Conducive organisational behaviour of workintegrated learning and mentorship training for secondary schools: a systematic review

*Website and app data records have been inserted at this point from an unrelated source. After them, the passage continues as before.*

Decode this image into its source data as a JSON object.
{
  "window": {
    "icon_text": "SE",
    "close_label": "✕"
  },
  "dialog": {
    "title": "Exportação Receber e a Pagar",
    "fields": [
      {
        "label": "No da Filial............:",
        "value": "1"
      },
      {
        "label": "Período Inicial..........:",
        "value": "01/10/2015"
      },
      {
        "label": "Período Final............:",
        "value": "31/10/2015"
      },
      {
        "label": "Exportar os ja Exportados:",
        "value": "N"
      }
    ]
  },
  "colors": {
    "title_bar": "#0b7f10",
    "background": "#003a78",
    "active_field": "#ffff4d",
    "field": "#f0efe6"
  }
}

The unsatisfactory outcomes of the teaching practice portfolio of evidence of teacher-students' after the completion of work-integrated learning (WIL) at rural secondary schools combined with poor feedback and complaints of the placement schools, raised concerns at the work-integrated office of a Faculty of Education Sciences at a South African university, that quality assurance of the WIL process in these settings are sub-standard and influencing the student-teacher negatively. The results from a student teachers' survey conducted by the NWU WIL office, revealed that the supporting teachers at rural schools do not have sufficient content knowledge of their particular subject, the majority of teachers are not updated with new teaching practices or they lack the ability to apply theory to practice. The main concern was the inadequate support or coaching the student-teacher received. This can be contributed to the known pressures and challenges experienced in the secondary school environment which often lead to a culmination of unmotivated teachers, schools with an absence of a learning culture, no collective teaching and little collaboration among personnel, especially when combined with a lack of leadership. The academic achievement of the learner is determined by the quality of the learning experiences. The learning culture in a school refers to the intellectual rigour of the school, which is the environment and opportunities created by the school for the students to interact with each other, teachers and others beyond the classroom. It is also linked to the interaction with the studentteacher as it has been determined that the teaching practice has a positive impact on the learning environment in the classroom and the knowledge gained by the supporting teacher during the practicum period contributes towards the mentor-teachers' professional development. Many of the distance learning students or students studying at higher education institutions which feed from rural areas are exposed to rural schools during their practicum and negative learning culture at a school where teaching practice should be performed will have an adverse effect on the student-teachers cognitive learning during the process, as well as the receptiveness to learn from his mentor. The aim was to obtain the best available evidence of the conducive organisational behaviour of schools, especially secondary schools in rural communities, regarding the organisational behaviour related to WIL and mentorship training. A rigorous systematic review was conducted through a search process and a selection of articles in an attempt to obtain research evidence on conducive organisational behaviour in a school system which will be conducive to WIL and mentorship training in secondary schools in rural areas. During an eight-step process, a critical appraisal of the methodological quality; assessment of bias, data extraction, data analysis and synthesis, a final four (n=4) articles were identified according to the characteristics and categorisation of the basic organisational behaviour model, Stage II by Robbins et al. (2009) on an individual, group and organisational level. Five (5) themes emanated from the research indicating that mentor-teachers are (1) positive, (2) strength focussed , (3) enabling; (4) limited support exists for teachers on organisational level; (5) learner achievement are related to conducive organisational behaviour and is possible regardless of the rural challenges. Research on work-integrated learning and mentorship training applying the perspective of organisational behaviour is a new field of study. This systematic review concludes that schools as organisations with multi-level relationships and as ecosystems where student-teachers are met through WIL and mentoring, necessitates a stronger integration of organisational behaviour. This could be viewed as a valuable contribution towards responsible citizenship and positive learner outcomes despite rural-related challenges. Organisational behaviour needs to be included into the curriculum of teacher education and be a minimum requirement in the arsenal of managerial skills required within schools. A policy brief was formulated as additional mode of dissemination targeted at key decision-makers within the South African schooling system.